» **What you will do**:
Everything in the records should be repeated exactly.

» **Data listing**:
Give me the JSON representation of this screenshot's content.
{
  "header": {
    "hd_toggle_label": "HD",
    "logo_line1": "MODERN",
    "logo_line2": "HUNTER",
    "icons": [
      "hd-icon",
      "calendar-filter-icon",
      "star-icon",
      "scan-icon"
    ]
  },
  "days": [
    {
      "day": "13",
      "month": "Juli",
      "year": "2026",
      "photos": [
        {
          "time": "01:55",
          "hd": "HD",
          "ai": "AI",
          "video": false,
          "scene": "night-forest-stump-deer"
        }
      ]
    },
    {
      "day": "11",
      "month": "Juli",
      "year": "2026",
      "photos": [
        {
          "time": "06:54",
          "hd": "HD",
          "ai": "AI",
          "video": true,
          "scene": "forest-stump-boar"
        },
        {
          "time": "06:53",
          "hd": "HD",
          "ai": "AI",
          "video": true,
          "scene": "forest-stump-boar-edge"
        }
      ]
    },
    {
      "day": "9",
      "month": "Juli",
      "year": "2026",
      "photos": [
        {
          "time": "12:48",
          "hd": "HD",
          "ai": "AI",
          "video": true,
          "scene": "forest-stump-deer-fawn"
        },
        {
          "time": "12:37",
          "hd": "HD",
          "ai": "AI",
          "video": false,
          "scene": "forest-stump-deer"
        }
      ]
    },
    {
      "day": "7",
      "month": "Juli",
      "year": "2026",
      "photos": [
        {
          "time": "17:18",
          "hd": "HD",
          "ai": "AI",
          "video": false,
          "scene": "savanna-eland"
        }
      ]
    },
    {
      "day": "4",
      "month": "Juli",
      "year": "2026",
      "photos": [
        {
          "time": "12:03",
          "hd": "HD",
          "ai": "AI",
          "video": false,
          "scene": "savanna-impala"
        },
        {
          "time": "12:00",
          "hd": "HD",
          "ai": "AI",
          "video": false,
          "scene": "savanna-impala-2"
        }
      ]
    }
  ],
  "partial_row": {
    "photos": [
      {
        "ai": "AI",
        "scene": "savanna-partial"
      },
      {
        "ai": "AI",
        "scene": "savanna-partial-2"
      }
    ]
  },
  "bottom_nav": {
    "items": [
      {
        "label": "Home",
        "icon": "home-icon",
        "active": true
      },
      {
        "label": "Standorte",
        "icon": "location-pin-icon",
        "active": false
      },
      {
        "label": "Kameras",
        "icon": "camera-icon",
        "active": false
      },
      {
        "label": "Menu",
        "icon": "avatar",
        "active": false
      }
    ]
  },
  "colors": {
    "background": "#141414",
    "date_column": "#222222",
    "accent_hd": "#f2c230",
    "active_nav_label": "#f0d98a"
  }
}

» **Response**:
Give me the JSON representation of this screenshot's content.
{
  "header": {
    "hd_toggle_label": "HD",
    "logo_line1": "MODERN",
    "logo_line2": "HUNTER",
    "icons": [
      "hd-icon",
      "calendar-filter-icon",
      "star-icon",
      "scan-icon"
    ]
  },
  "days": [
    {
      "day": "13",
      "month": "Juli",
      "year": "2026",
      "photos": [
        {
          "time": "01:55",
          "hd": "HD",
          "ai": "AI",
          "video": false,
          "scene": "night-forest-stump-deer"
        }
      ]
    },
    {
      "day": "11",
      "month": "Juli",
      "year": "2026",
      "photos": [
        {
          "time": "06:54",
          "hd": "HD",
          "ai": "AI",
          "video": true,
          "scene": "forest-stump-boar"
        },
        {
          "time": "06:53",
          "hd": "HD",
          "ai": "AI",
          "video": true,
          "scene": "forest-stump-boar-edge"
        }
      ]
    },
    {
      "day": "9",
      "month": "Juli",
      "year": "2026",
      "photos": [
        {
          "time": "12:48",
          "hd": "HD",
          "ai": "AI",
          "video": true,
          "scene": "forest-stump-deer-fawn"
        },
        {
          "time": "12:37",
          "hd": "HD",
          "ai": "AI",
          "video": false,
          "scene": "forest-stump-deer"
        }
      ]
    },
    {
      "day": "7",
      "month": "Juli",
      "year": "2026",
      "photos": [
        {
          "time": "17:18",
          "hd": "HD",
          "ai": "AI",
          "video": false,
          "scene": "savanna-eland"
        }
      ]
    },
    {
      "day": "4",
      "month": "Juli",
      "year": "2026",
      "photos": [
        {
          "time": "12:03",
          "hd": "HD",
          "ai": "AI",
          "video": false,
          "scene": "savanna-impala"
        },
        {
          "time": "12:00",
          "hd": "HD",
          "ai": "AI",
          "video": false,
          "scene": "savanna-impala-2"
        }
      ]
    }
  ],
  "partial_row": {
    "photos": [
      {
        "ai": "AI",
        "scene": "savanna-partial"
      },
      {
        "ai": "AI",
        "scene": "savanna-partial-2"
      }
    ]
  },
  "bottom_nav": {
    "items": [
      {
        "label": "Home",
        "icon": "home-icon",
        "active": true
      },
      {
        "label": "Standorte",
        "icon": "location-pin-icon",
        "active": false
      },
      {
        "label": "Kameras",
        "icon": "camera-icon",
        "active": false
      },
      {
        "label": "Menu",
        "icon": "avatar",
        "active": false
      }
    ]
  },
  "colors": {
    "background": "#141414",
    "date_column": "#222222",
    "accent_hd": "#f2c230",
    "active_nav_label": "#f0d98a"
  }
}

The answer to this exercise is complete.